Fall 2004 Keystone Business Climate Analysis
PA business leaders report
state’s economy improving
For the first time since September of 2000 more Pennsylvania employers say the state’s business climate is improving than think it is getting worse. The Lincoln Institute’s Fall 2004 Keystone Business Climate Survey found 28% of the business leaders surveyed say the economy has improved over the past six months, while 21% felt it had deteriorated. Another 49% felt business conditions were about the same as they were six months ago.
The period between March of 1996 and September of 2000 consistently found employers reporting improving business conditions in the commonwealth. However, the March 2001survey – reflecting the recession that began during the waning months of the Clinton Administration – found employers turning pessimistic with 32% saying business conditions had gotten worse in the preceding six months and only 21% reporting better business conditions. That negative trend persisted through last Spring’s survey when 34% said business conditions had worsened while just 23% felt conditions had improved.
Results of the current survey are consistent with national economic statistics. Those numbers show the U.S. economy emerging from a period of sluggish economic growth greatly affected by the terrorist attack on the World Trade Center . Pennsylvania employers not only report improving economic conditions over the past six months, but are optimistic that more progress will be made in the upcoming six month period. Thirty-six percent say they expect business conditions to improve over the winter months, while 18% forecast worsening state economy. Forty-one percent say conditions will remain about the same.
Job growth has been the lagging component of the current economic recovery. However, the current Keystone Business Climate Survey finds improvement in that area as well. Twenty-two percent say employment levels at their company are higher than they were six months ago, compared to 15% who say employment is down. The March 2004 survey found employment levels up at just 18% of firms, but lower at 17% — painting a stagnant jobs picture at that time.
Looking ahead six months employers are optimistic that job growth will continue. Twenty-eight percent say they plan to add to their employee compliments over the coming six months, while just 7% forecast employing fewer workers.
On the sales front, a robust 43% say sales have increased during the previous six months, while 24% say sales have lagged. Looking ahead six months, 44% forecast increased sales, while 11% expect sales to drop. That confidence level is slightly lower than reported in the March 2004 survey, when 53% forecast rising sales and 7% thought their sales would drop.
Pennsylvania companies are largely retaining their facilities in the Keystone State . Eighty-nine percent said they did not consider moving any of their jobs or operations out of the commonwealth over the past six months. Three percent did move some operations out of state, while another 8% considered moving operations. None of the companies surveyed said they considered moving operations into Pennsylvania.

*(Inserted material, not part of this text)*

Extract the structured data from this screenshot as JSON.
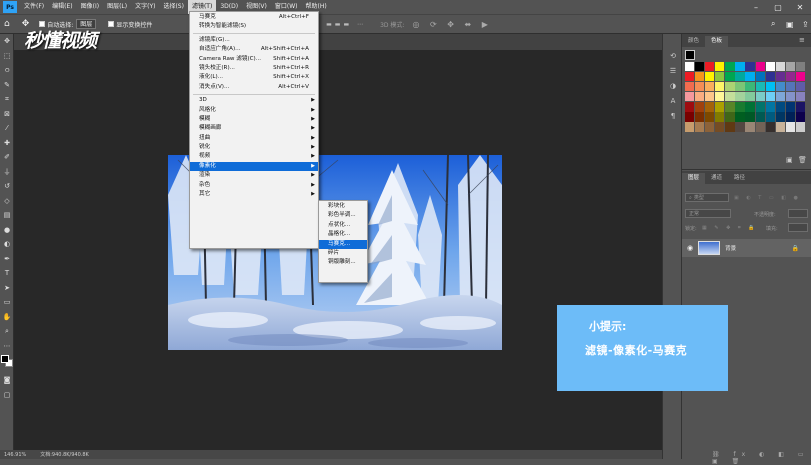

Pennsylvania ‘s employers continue to give President George W. Bush a high job approval rating. Seventy-nine percent in the current Keystone Business Climate Survey say the have a positive view of the President’s job performance, while 16% disapprove. That number is virtually unchanged from last spring when 80% held a positive opinion of President Bush compared to a 16% negative rating.
Federal Reserve Board Chairman Alan Greenspan’s job performance rating, while strongly positive, continues to slide. Sixty-nine percent give the fed head a positive rating. That’s down from 73% last spring and 78% a year ago. He receives a 7% negative rating in the current survey.

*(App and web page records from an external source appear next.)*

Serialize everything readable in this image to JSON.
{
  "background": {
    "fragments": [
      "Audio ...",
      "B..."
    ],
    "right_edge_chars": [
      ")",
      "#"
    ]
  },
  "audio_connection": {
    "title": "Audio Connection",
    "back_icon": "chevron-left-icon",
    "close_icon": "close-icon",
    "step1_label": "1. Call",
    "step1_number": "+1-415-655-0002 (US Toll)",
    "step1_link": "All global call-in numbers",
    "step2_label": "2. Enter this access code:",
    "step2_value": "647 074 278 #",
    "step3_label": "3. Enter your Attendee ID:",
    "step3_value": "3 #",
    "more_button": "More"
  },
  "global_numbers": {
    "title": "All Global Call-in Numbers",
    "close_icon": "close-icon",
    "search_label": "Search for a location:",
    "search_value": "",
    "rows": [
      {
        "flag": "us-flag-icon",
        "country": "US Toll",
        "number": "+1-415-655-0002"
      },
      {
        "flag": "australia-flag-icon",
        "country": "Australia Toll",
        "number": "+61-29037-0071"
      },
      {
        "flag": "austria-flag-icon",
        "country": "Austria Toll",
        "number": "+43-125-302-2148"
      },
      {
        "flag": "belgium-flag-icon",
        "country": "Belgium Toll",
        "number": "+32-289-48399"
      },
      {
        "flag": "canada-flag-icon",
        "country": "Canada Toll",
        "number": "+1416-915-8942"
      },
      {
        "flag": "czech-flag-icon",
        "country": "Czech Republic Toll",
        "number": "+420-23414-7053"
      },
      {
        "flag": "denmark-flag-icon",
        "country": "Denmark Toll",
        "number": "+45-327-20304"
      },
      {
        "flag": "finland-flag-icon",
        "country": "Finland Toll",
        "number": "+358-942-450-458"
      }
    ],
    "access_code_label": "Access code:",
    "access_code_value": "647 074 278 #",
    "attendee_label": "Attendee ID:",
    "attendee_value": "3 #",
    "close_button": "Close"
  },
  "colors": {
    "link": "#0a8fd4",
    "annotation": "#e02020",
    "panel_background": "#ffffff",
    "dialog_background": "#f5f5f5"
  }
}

Although still viewed unfavorably, U.S. Senator Arlen Specter’s job performance rating has improved somewhat since last spring. Thirty-one percent of the employers surveyed give him a positive rating, while 43% hold a negative view of the state’s senior senator. Last spring just 25% gave Senator Specter a positive rating and 51% held a negative view. Meanwhile, 69% gave Senator Rick Santorum a positive job performance rating, while 13% hold a negative view.
Governor Ed Rendell continues to be the least popular statewide elected official among members of the business community. Although his positive rating has improved over the past six months, only 17% of the survey respondents gave him a positive job performance rating while 69% hold a negative view of the governor. Last spring, just 10% held a positive view of his job performance compared to 78% with a negative opinion.
Among legislative chambers only the United States House of Representatives received a favorable job performance rating in the Fall 2004 Keystone Business Climate Survey, and that only a plurality. Forty-six percent said the House is doing a good job, while 34% hold a negative view. An outright majority (52%) hold a negative opinion of the job performance of the U.S. Senate, while 27% say the senate is doing a good job. Thirty-nine percent have a negative view of the Pennsylvania Senate, compared to 31% who feel the state senate is performing well. Thirty-seven percent feel the Pennsylvania House of Representatives is falling short, with 34% thinking the state house is doing a good job.
Heroes, and Role Models
The Fall 2004 Keystone Business Climate Survey also included a wide range of questions posed to the state’s business leaders on leadership qualities, and the personal characteristics they look for in selecting their heroes and role models.
The Lincoln Institute of Public Opinion Research conducted the Fall 2004 Keystone Business Climate Survey on-line, receiving completed survey forms from 156 business leaders from across the Commonwealth of Pennsylvania between October 4, 2004 and October 12, 2004 .